In his Ungi gi Kukai makes hūṃ a cipher for understanding the Truth. The various aspects take in all Truths, all teachings, all practices, and all attainments. It summarises the two basic false views of nihilism and eternalism, and shows them to be false. The Truth of things is that they are neither real nor unreal, these categories do not apply – this is a restatement of the Buddha’s fundamental insight into the nature of phenomena, couched in the language of the Madhyamika.
How to write the hūṃ seed syllable in Siddhaṃ.
Architecture of hūṃ
The diagram below shows how hūṃ is put together from various elements which are more of less the same in both Siddhaṃ and Tibetan, because they both come from the Gupta script.
The seed syllable hūṃ embodies all the principles in all the sutras:
“the Enlightened mind [of Mahāvairocana] is the cause, great compassion is the root, and skilful means are the ultimate…The content of the word are broad, yet no confusion can be found; the form of the word is simple, yet nothing is missing. The word is, indeed, created by the suprarational power and the natural grace of the Tathāgata Mahāvairocana.” - Kūkai. Ungi gi
In fact because of interpenetration this kind of analysis is in theory possible for any phenomena. In principle one could any of the seed syllables or letters as a starting point, because everything is related to everything else through the infinite connections of perfect interpenetration.
The image right is an attempt to show how the elements into which the seed syllable hūṃ is analysed by Kūkai in his text Ungi gi are related to the graphical form of the syllable in the Siddham script.
Hūṃ can be seen as made up of four elements :
Note: sometimes ṃ is said to be equivalent to ma for the purposes of this kind of exercise, so I have included both.
Kūkai discusses hūṃ on three levels: invariant, ultimate, and synthetic. Each aspect of hum is capable of infinite associations.
The invariant meanings are the esoteric associations via the alphabet of wisdom, thus: ha = hetva (cause); a = anutpāda (unarisen); ū = ūna (wanting); and ṃ = ātman (self). In practice we would take each element as a meditation practice by inserting it into a general forumla e.g. The seed syllable ha is a door to all dharmas because they are without cause. The idea being that each phrase, one for each of the letter of the alphabet, points to the the śunya nature of dharmas - ie that they lack svabhava or self-being. For more on this see the A as a Dharma Door calligraphy.
The ultimate meanings are difficult to sum up simply because the possible associations are so extensive and the Ungi gi is a very dense and terse text - summaries which do justice to the text end up being the same size as the text itself. All I can do here is offer some indications to give a taste and suggest the reader gets hold of Ungi gi.

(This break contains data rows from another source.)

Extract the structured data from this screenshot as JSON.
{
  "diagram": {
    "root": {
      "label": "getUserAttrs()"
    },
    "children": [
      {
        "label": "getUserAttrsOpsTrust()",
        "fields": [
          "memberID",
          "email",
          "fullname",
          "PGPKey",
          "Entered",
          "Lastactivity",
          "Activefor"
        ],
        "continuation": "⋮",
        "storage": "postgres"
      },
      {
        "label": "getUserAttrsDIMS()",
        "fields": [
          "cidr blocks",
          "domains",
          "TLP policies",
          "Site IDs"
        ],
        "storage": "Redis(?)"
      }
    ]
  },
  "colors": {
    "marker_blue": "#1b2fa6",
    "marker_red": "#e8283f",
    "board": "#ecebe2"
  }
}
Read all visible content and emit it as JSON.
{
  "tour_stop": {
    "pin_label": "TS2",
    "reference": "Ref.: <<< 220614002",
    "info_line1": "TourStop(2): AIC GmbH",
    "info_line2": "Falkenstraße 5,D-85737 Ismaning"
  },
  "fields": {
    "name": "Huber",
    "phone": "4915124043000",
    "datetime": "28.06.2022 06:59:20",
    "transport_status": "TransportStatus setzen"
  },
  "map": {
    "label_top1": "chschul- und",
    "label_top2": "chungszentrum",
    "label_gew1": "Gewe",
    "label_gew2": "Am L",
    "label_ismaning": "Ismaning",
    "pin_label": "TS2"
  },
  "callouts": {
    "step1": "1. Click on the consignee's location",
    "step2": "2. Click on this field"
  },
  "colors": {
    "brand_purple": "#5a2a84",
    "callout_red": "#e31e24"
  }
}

The ultimate meaning of a is that it is the first sound and therefore represents relative being; it is non-arising and therefore empty (śunya); a is also uncreated and therefore is the source of all things. A is the first sound because it begins the alphabet, it is the first sound that comes when you breath out, and it is said to be present in all letters - consonants have an implicit accompanying a vowel.Because of ha the 1st cause is unobtainable we should know that predications of all things are our mind only and that the real feature of our mind is all-inclusive wisdom. Ū means that because all things are ūna, or wanting, the ultimate meaning is that no existence is found wanting of Buddhahood; the 'One Mind' is perpetual and doesn't increase or decrease; it is eternity, bliss, the Self, purity, in short the nature of Suchness pervades all beings. Finally the ultimate meaning of ṃ is the all-embracing equality, the transformation of Mahāvairocana into all things, it is the sole great self of selfless existence.
Note that although Kūkai adopts the language of permanence and even Self (Ātman), he is not negating the principle of pratītyasamutpāda: the contradiction is more apparent than real. Kūkai accepts a radical form of the idea that all things interpenetrate that is not explicit in pratītyasamutpāda but which can be deduced from it, and came to prominance with the Avatamsaka Sūtra around the 2nd century CE. In this view all dharmas are fully and perfectly interpenetrated by all other dharmas - and this includes the Buddha and the principle of Buddhahood (Dharmakāya). The whole mess is not solid and real, but neither is it illusion and unreal. Neither real nor unreal can fully describe reality. We must keep in mind that Kūkai's rhetoric is shaped partly by the early Vajrayana texts, but also as a reaction to the scholastic formalism in 9th century Japan.
Kūkai's synthetic meanings can be glossed as: ha summarises all religious teachings; a is absolute reality; ū includes all religious practices; while .m encompasses all religious attainments. The a bīja symbolizes the Dharmakāya; it is neither being nor non-being, nor both, nor neither, being beyond such dualities; a is the negative prefix in Sanskrit which forms a negative to any word when added to the beginning; this is the truth tha all Buddhists teachings are pointing to so a summarises them all.
In Kūkai's analysis then hūṃ is a hermeneutical device which can unlock the true nature of reality. It is massively polyvalent, which is to say that it has almost infinite meaning because of the network of associations that it sits at the center of.